  10. SEVEN Whose education? Disentangling publics, persons and citizens
    (pp. 91-106)
    Jessica Pykett

    The realm of UK education policy may appear to be an unlikely site for an analysis of the emerging objects, subjects and mediums of publicness, since schools are often characterised as particularly fixed or static spaces that have not changed radically since the inception of mass schooling in the 19th century. However, recent reforms in education policy point towards the emergence of new ways of talking and thinking about the public value of education, new forms of educational governance, and a new settlement between the ideals of the public, person and citizen – both as they are imagined through the...

  11. EIGHT Fishing for the public interest: making and representing publics in North Sea fisheries governance reforms
    (pp. 107-126)
    Liza Griffin

    John Dewey (1927) was one of the first to make a case that there is noa priorior pre-formed entity called ‘the public’. He argued that ‘the public’, or ‘publics’ as we will later call them, only comes into being around specific issues. That is to say, publics are spontaneous coalitions of citizens who all have an interest in, or suffer the ill effects of, common problems. As Noortje Marres (2005), drawing on Dewey’s work, succinctly puts it, if there is ‘no issue, [then there is] no public’. More specifically, Dewey claims that publics are called into being when...

  12. NINE De-naming the beast: the Global Call to Action against Poverty and its multiple forms of publicness
    (pp. 127-142)
    Clive Gabay

    The naming of publics is an important political and ontological process. Several chapters of this volume (for example, Chapters Three, Eight and Ten) speak to the processual nature of publics; the idea that publics do not pre-exist the process of their becoming, and are not a substantive ‘thing’. Naming is part of this processual becoming, but naming is also the moment that complexity, contingency and contradictions are flattened, or as Law (2003) would argue, ‘othered’. This chapter will therefore address the attempted ‘names’ (categorisations) that have been developed in the post-Cold War era to fix the processual becoming of global...

  13. TEN Paradoxical publicness: becoming-imperceptible with the Brazilian lesbian, gay, bisexual and transgender movement
    (pp. 143-162)
    J. Simon Hutta

    Along with several other texts in this volume (for example, Chapters Two, Eight and Nine), this chapter¹ explores the processual character of publicness.
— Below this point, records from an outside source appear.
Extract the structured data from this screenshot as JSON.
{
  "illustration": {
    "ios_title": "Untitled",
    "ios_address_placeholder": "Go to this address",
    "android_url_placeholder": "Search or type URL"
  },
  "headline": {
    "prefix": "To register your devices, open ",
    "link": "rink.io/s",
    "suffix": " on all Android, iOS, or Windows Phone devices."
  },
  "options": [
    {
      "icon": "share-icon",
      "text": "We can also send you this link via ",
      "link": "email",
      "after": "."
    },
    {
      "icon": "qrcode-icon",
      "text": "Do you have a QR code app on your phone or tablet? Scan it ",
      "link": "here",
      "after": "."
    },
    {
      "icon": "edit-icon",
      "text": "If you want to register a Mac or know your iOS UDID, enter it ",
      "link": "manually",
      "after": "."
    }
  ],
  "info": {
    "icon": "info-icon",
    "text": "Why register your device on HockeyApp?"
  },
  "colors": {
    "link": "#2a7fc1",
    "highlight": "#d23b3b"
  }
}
More specifically, it is concerned with the question of heterogeneity and how potentials for change can unfold through interactions of heterogeneous actors and kinds of engagement. My focus is on the dynamics of becoming that unfold underneath and within the antagonistic oppositions and contradictions making up perceivable positions of difference. Such becomings, I argue, are capable of assembling positions of difference in new ways, thereby creating ever-new paradoxical surfaces on which antagonisms, contradictions and new worldings take...
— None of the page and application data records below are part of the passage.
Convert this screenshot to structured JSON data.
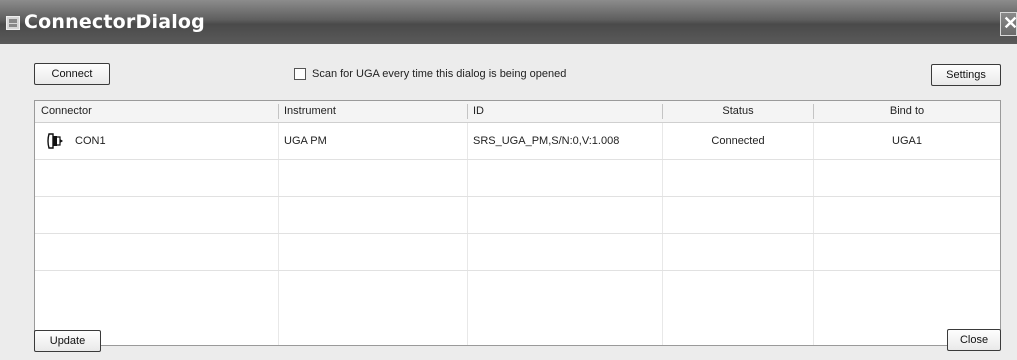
{
  "window": {
    "title": "ConnectorDialog",
    "close_glyph": "✕"
  },
  "toolbar": {
    "connect_label": "Connect",
    "scan_label": "Scan for UGA every time this dialog is being opened",
    "scan_checked": false,
    "settings_label": "Settings"
  },
  "table": {
    "columns": [
      "Connector",
      "Instrument",
      "ID",
      "Status",
      "Bind to"
    ],
    "rows": [
      {
        "connector": "CON1",
        "connector_icon": "connector-plug-icon",
        "instrument": "UGA PM",
        "id": "SRS_UGA_PM,S/N:0,V:1.008",
        "status": "Connected",
        "bind_to": "UGA1"
      },
      {
        "connector": "",
        "instrument": "",
        "id": "",
        "status": "",
        "bind_to": ""
      },
      {
        "connector": "",
        "instrument": "",
        "id": "",
        "status": "",
        "bind_to": ""
      },
      {
        "connector": "",
        "instrument": "",
        "id": "",
        "status": "",
        "bind_to": ""
      },
      {
        "connector": "",
        "instrument": "",
        "id": "",
        "status": "",
        "bind_to": ""
      }
    ]
  },
  "footer": {
    "update_label": "Update",
    "close_label": "Close"
  },
  "colors": {
    "titlebar": "#5e5e5e",
    "title_text": "#ffffff",
    "dialog_background": "#ececec",
    "grid_background": "#ffffff"
  }
}
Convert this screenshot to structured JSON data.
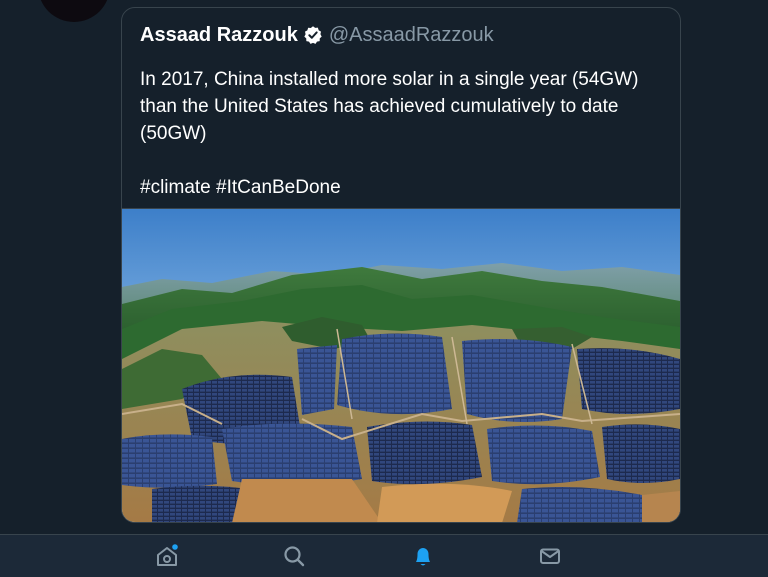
{
  "quoted_tweet": {
    "display_name": "Assaad Razzouk",
    "handle": "@AssaadRazzouk",
    "verified": true,
    "text_line_1": "In 2017, China installed more solar in a single year (54GW)",
    "text_line_2": "than the United States has achieved cumulatively to date",
    "text_line_3": "(50GW)",
    "hashtags": "#climate #ItCanBeDone",
    "image_icon": "aerial-solar-farm-photo"
  },
  "bottom_nav": {
    "tabs": [
      {
        "name": "home",
        "icon": "home-icon",
        "active": false,
        "has_dot": true
      },
      {
        "name": "search",
        "icon": "search-icon",
        "active": false
      },
      {
        "name": "notifications",
        "icon": "bell-icon",
        "active": true
      },
      {
        "name": "messages",
        "icon": "mail-icon",
        "active": false
      }
    ]
  },
  "colors": {
    "background": "#15202b",
    "border": "#38444d",
    "secondary_text": "#8899a6",
    "accent": "#1da1f2"
  }
}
  14. ELEVEN Conclusion: emergent publics
    (pp. 163-174)
    Nick Mahony, Janet Newman and Clive Barnett

    The chapters in this collection demonstrate the multiplicity of ways in which the project of ‘rethinking’ the public is proceeding. It is not our purpose here to summarise them, but to highlight key issues this volume presents for future analysis of the processes of public formation. We do so by returning to the four themes set out in the introduction.

    First, we reiterate the paradoxes inherent in contemporary slippages between notions of the public, personal and political. Such slippages slide into the narratives of both decline and proliferation, with the ‘personal’ offering new voicings and practices of publicness, while also...
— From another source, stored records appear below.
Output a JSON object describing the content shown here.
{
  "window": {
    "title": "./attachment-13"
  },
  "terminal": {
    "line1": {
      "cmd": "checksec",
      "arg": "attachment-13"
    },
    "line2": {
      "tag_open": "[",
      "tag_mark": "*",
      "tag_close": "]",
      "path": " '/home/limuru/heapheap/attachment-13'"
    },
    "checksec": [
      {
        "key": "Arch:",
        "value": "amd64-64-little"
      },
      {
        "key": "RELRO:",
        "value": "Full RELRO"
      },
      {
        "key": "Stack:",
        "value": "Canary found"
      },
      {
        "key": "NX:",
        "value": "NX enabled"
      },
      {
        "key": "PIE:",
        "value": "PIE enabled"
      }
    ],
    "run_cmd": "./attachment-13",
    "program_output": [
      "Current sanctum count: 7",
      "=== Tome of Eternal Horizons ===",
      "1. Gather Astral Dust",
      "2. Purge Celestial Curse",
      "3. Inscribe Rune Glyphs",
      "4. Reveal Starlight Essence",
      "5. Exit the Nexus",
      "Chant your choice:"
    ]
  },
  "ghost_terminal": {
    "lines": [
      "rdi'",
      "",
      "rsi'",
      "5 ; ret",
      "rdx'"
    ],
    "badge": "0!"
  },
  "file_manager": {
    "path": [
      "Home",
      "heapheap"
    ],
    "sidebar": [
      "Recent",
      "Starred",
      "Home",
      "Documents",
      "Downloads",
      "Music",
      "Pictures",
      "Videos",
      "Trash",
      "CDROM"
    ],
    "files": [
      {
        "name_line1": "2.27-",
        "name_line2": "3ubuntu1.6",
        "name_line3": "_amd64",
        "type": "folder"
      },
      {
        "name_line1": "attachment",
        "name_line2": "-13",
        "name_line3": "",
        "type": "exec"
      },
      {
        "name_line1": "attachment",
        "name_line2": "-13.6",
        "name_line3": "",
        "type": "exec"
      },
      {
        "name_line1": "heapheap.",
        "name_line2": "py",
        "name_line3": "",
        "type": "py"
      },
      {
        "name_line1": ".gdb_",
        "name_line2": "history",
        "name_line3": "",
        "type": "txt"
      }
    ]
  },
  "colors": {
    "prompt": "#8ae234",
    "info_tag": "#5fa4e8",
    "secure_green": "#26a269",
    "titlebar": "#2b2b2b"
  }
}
  15. Index
    (pp. 175-179)
  16. Back Matter
    (pp. 180-180)